- _DIRECTIONS_
Find every line in the data that contains the word "highlight". Return each of those lines.

[Page and application data records]
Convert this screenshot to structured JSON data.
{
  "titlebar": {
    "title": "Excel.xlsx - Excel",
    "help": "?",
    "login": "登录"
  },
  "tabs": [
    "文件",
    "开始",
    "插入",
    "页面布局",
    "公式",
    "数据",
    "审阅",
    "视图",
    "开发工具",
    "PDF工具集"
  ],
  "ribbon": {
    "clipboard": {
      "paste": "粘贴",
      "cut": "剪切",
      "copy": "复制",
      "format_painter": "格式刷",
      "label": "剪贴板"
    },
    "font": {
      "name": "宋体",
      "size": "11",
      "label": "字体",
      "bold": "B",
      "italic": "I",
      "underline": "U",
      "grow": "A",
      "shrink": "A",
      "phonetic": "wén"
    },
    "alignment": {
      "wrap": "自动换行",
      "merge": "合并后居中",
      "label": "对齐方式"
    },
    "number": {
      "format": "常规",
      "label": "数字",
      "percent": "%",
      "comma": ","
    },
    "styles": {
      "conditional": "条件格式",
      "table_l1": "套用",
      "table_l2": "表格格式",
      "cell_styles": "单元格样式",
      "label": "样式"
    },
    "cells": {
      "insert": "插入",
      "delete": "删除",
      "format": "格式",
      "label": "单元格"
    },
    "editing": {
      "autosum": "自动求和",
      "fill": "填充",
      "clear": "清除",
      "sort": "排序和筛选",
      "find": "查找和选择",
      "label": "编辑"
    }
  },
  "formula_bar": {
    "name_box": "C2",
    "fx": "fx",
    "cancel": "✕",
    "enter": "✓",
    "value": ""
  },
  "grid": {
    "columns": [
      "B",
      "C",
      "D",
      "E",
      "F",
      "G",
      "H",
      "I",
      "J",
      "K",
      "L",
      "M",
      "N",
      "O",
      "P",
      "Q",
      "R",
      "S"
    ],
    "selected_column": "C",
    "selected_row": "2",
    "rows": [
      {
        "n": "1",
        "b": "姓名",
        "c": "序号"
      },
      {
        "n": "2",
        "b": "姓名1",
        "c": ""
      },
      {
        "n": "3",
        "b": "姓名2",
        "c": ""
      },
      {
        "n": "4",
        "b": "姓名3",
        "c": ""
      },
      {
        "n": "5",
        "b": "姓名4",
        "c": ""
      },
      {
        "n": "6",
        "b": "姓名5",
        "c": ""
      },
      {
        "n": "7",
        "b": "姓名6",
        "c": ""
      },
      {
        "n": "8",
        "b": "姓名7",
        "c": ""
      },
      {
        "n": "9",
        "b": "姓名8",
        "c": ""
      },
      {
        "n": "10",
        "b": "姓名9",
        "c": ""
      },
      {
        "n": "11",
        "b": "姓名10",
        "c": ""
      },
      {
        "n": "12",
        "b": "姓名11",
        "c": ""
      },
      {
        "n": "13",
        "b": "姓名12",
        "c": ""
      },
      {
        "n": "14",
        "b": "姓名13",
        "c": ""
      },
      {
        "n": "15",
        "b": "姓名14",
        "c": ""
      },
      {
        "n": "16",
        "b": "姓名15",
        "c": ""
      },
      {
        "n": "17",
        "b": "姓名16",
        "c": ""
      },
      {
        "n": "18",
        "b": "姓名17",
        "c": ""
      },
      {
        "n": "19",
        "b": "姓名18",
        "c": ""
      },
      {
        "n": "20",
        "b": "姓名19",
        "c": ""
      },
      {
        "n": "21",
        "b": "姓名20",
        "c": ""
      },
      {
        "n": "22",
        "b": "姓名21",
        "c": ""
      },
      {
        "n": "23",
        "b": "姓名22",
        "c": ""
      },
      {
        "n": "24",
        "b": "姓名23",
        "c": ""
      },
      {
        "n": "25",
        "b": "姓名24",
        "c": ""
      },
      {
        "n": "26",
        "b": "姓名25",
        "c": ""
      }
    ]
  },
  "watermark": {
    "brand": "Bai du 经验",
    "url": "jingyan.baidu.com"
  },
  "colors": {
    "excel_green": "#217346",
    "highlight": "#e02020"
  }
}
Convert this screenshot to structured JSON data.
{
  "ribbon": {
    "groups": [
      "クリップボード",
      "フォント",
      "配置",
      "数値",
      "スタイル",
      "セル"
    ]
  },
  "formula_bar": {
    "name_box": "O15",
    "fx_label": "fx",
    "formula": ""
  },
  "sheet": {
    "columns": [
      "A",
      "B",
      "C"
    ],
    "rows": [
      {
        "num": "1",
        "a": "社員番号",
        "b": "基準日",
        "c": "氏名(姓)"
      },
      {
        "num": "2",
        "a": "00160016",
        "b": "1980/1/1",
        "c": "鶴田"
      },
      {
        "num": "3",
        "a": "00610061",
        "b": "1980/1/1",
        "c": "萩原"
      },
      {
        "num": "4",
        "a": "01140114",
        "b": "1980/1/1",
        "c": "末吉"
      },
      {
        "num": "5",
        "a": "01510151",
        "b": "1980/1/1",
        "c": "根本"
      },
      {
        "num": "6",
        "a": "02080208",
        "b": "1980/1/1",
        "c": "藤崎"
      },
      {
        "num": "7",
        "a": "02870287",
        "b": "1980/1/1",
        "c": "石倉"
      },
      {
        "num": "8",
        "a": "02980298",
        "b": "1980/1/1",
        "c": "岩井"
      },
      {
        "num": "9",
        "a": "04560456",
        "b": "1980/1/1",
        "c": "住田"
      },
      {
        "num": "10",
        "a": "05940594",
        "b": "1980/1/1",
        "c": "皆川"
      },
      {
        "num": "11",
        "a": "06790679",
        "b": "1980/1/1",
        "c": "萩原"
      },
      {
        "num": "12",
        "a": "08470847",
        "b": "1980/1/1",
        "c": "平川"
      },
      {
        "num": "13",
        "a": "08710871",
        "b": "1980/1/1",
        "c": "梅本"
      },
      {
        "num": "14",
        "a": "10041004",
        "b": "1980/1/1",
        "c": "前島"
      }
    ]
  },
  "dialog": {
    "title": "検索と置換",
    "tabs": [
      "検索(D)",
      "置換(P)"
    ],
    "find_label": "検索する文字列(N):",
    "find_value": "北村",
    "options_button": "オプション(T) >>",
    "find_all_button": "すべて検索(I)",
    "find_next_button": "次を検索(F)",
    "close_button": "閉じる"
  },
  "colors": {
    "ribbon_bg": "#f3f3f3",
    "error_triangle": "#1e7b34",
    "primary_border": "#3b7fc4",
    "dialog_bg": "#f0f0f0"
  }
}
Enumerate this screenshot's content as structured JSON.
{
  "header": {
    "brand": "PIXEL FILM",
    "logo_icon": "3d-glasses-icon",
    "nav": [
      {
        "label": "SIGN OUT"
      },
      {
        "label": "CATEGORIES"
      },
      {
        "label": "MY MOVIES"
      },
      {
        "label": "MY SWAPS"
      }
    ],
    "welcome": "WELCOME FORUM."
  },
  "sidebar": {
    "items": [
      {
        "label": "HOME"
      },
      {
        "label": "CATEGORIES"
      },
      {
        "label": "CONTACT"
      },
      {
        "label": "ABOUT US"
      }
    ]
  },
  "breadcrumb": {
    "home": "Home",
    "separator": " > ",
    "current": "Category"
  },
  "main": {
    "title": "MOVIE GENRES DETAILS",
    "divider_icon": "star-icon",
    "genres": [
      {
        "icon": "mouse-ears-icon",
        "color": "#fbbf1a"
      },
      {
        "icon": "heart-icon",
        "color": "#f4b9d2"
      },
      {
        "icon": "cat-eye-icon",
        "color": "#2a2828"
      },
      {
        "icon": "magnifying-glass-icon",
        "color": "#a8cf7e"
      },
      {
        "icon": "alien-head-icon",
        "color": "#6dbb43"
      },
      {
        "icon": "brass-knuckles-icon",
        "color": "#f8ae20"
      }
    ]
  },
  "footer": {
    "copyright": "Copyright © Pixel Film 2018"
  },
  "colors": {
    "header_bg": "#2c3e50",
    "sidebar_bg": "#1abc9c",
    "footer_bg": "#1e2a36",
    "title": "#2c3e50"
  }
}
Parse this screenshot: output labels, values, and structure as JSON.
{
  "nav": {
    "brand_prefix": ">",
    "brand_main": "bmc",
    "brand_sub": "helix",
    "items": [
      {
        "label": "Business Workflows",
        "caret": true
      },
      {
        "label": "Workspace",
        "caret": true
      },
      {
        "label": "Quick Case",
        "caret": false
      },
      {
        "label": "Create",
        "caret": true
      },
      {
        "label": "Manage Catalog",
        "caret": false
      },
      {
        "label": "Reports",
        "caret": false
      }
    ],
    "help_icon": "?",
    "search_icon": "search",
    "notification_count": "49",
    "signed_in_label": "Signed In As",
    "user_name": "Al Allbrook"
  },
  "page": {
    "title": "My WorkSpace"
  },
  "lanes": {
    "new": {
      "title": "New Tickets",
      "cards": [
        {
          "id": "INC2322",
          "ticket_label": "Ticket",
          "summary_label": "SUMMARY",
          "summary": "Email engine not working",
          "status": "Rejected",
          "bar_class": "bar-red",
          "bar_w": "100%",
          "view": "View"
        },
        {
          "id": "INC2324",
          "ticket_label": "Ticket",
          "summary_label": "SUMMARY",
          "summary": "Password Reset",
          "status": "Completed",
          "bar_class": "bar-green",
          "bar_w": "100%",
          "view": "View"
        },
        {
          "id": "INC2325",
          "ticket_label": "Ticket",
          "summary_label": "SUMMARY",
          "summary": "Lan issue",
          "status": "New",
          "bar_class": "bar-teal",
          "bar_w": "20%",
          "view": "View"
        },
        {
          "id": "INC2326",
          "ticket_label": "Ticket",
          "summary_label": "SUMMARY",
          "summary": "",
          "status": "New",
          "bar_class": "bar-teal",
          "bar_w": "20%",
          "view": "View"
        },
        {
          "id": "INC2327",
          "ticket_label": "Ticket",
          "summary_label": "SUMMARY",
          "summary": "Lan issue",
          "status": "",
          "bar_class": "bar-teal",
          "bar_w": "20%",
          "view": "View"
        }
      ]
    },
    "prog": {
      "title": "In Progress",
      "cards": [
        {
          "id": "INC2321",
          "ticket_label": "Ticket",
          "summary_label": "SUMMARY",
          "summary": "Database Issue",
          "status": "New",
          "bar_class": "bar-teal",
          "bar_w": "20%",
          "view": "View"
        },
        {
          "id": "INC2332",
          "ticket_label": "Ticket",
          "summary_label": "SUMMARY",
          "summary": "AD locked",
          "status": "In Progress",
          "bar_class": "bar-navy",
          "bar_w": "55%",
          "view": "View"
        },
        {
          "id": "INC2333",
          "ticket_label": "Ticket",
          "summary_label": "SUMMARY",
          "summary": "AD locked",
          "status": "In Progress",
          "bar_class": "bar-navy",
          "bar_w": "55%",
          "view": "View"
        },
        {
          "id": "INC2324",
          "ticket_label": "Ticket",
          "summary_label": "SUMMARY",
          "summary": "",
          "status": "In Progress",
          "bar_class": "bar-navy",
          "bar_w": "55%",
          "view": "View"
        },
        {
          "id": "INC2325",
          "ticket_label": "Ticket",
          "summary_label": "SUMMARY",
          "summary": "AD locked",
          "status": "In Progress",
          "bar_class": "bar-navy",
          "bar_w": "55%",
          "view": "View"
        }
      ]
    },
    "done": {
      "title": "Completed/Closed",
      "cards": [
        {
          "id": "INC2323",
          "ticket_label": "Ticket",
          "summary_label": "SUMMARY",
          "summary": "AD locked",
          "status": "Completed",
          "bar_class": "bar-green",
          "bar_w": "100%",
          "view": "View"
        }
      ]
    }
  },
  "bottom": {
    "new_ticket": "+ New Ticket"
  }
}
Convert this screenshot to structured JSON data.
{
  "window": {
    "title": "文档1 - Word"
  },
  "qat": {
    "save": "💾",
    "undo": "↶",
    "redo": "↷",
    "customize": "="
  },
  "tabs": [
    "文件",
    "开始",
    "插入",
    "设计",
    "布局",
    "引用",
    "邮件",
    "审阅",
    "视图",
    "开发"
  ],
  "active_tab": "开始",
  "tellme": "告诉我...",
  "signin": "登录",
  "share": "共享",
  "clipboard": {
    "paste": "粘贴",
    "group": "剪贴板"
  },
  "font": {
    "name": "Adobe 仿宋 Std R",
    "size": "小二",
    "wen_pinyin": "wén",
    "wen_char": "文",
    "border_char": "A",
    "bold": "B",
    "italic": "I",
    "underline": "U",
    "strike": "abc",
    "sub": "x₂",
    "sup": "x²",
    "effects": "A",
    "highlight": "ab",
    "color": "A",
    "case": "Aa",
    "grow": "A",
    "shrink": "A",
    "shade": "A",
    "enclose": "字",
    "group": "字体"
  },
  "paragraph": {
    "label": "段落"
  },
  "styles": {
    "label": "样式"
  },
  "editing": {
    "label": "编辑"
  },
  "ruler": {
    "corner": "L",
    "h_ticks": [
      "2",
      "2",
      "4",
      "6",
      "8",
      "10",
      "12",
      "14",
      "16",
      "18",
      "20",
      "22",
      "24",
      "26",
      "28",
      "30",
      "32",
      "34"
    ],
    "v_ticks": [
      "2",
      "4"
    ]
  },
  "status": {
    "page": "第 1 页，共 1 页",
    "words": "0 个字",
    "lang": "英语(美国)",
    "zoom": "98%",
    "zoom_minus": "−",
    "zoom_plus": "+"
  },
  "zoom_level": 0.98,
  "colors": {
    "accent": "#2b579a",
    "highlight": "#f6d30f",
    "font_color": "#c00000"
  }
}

- _COMPLETED TASK_
    "highlight": "#e02020"
    "highlight": "ab",
    "highlight": "#f6d30f",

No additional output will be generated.